_DATA LISTING_
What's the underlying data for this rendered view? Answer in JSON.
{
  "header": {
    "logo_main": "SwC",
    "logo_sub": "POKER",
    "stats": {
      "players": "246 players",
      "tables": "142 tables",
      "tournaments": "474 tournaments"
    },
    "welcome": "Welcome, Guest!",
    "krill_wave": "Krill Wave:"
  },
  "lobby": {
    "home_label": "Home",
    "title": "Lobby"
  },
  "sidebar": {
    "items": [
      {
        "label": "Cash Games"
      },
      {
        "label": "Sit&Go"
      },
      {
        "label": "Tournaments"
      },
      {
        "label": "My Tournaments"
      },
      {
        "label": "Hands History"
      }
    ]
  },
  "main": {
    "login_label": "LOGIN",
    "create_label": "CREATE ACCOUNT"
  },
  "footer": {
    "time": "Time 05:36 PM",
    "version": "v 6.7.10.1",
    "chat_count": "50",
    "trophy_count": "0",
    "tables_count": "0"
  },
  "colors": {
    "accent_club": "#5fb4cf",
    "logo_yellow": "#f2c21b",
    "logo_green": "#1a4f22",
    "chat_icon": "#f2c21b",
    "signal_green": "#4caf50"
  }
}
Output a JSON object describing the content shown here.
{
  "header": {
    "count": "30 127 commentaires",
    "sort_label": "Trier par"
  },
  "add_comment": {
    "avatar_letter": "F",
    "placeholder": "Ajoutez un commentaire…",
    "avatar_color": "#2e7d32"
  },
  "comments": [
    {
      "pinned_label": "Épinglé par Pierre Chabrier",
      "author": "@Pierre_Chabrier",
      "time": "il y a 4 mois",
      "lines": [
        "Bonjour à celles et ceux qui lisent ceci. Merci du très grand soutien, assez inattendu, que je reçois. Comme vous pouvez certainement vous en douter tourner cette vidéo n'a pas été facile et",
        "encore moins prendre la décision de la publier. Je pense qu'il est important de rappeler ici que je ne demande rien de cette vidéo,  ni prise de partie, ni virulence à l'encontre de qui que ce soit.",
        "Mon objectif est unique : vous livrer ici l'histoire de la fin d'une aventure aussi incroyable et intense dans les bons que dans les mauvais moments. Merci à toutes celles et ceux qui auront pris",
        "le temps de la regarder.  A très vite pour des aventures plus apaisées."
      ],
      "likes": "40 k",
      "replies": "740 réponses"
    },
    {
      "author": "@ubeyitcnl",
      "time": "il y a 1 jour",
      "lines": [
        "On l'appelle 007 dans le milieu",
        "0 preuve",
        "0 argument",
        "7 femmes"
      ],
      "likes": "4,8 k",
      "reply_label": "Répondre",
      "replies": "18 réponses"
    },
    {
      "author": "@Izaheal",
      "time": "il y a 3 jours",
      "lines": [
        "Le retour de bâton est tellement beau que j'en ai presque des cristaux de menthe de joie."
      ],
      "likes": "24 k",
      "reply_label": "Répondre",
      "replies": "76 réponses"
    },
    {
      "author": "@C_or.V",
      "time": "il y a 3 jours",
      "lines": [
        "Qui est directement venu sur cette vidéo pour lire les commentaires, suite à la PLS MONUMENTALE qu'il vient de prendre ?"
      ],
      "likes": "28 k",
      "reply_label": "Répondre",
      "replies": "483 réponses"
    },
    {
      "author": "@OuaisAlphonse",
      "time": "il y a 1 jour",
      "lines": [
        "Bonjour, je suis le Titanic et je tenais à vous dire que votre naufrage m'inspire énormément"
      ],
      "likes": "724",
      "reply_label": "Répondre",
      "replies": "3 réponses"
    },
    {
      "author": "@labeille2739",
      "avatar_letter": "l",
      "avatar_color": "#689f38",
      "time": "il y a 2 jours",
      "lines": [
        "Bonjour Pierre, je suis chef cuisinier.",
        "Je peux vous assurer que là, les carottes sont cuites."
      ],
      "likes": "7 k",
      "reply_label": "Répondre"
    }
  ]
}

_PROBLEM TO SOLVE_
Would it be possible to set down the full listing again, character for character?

_RESPONSE TO THE TASK_
What's the underlying data for this rendered view? Answer in JSON.
{
  "header": {
    "logo_main": "SwC",
    "logo_sub": "POKER",
    "stats": {
      "players": "246 players",
      "tables": "142 tables",
      "tournaments": "474 tournaments"
    },
    "welcome": "Welcome, Guest!",
    "krill_wave": "Krill Wave:"
  },
  "lobby": {
    "home_label": "Home",
    "title": "Lobby"
  },
  "sidebar": {
    "items": [
      {
        "label": "Cash Games"
      },
      {
        "label": "Sit&Go"
      },
      {
        "label": "Tournaments"
      },
      {
        "label": "My Tournaments"
      },
      {
        "label": "Hands History"
      }
    ]
  },
  "main": {
    "login_label": "LOGIN",
    "create_label": "CREATE ACCOUNT"
  },
  "footer": {
    "time": "Time 05:36 PM",
    "version": "v 6.7.10.1",
    "chat_count": "50",
    "trophy_count": "0",
    "tables_count": "0"
  },
  "colors": {
    "accent_club": "#5fb4cf",
    "logo_yellow": "#f2c21b",
    "logo_green": "#1a4f22",
    "chat_icon": "#f2c21b",
    "signal_green": "#4caf50"
  }
}
Output a JSON object describing the content shown here.
{
  "header": {
    "count": "30 127 commentaires",
    "sort_label": "Trier par"
  },
  "add_comment": {
    "avatar_letter": "F",
    "placeholder": "Ajoutez un commentaire…",
    "avatar_color": "#2e7d32"
  },
  "comments": [
    {
      "pinned_label": "Épinglé par Pierre Chabrier",
      "author": "@Pierre_Chabrier",
      "time": "il y a 4 mois",
      "lines": [
        "Bonjour à celles et ceux qui lisent ceci. Merci du très grand soutien, assez inattendu, que je reçois. Comme vous pouvez certainement vous en douter tourner cette vidéo n'a pas été facile et",
        "encore moins prendre la décision de la publier. Je pense qu'il est important de rappeler ici que je ne demande rien de cette vidéo,  ni prise de partie, ni virulence à l'encontre de qui que ce soit.",
        "Mon objectif est unique : vous livrer ici l'histoire de la fin d'une aventure aussi incroyable et intense dans les bons que dans les mauvais moments. Merci à toutes celles et ceux qui auront pris",
        "le temps de la regarder.  A très vite pour des aventures plus apaisées."
      ],
      "likes": "40 k",
      "replies": "740 réponses"
    },
    {
      "author": "@ubeyitcnl",
      "time": "il y a 1 jour",
      "lines": [
        "On l'appelle 007 dans le milieu",
        "0 preuve",
        "0 argument",
        "7 femmes"
      ],
      "likes": "4,8 k",
      "reply_label": "Répondre",
      "replies": "18 réponses"
    },
    {
      "author": "@Izaheal",
      "time": "il y a 3 jours",
      "lines": [
        "Le retour de bâton est tellement beau que j'en ai presque des cristaux de menthe de joie."
      ],
      "likes": "24 k",
      "reply_label": "Répondre",
      "replies": "76 réponses"
    },
    {
      "author": "@C_or.V",
      "time": "il y a 3 jours",
      "lines": [
        "Qui est directement venu sur cette vidéo pour lire les commentaires, suite à la PLS MONUMENTALE qu'il vient de prendre ?"
      ],
      "likes": "28 k",
      "reply_label": "Répondre",
      "replies": "483 réponses"
    },
    {
      "author": "@OuaisAlphonse",
      "time": "il y a 1 jour",
      "lines": [
        "Bonjour, je suis le Titanic et je tenais à vous dire que votre naufrage m'inspire énormément"
      ],
      "likes": "724",
      "reply_label": "Répondre",
      "replies": "3 réponses"
    },
    {
      "author": "@labeille2739",
      "avatar_letter": "l",
      "avatar_color": "#689f38",
      "time": "il y a 2 jours",
      "lines": [
        "Bonjour Pierre, je suis chef cuisinier.",
        "Je peux vous assurer que là, les carottes sont cuites."
      ],
      "likes": "7 k",
      "reply_label": "Répondre"
    }
  ]
}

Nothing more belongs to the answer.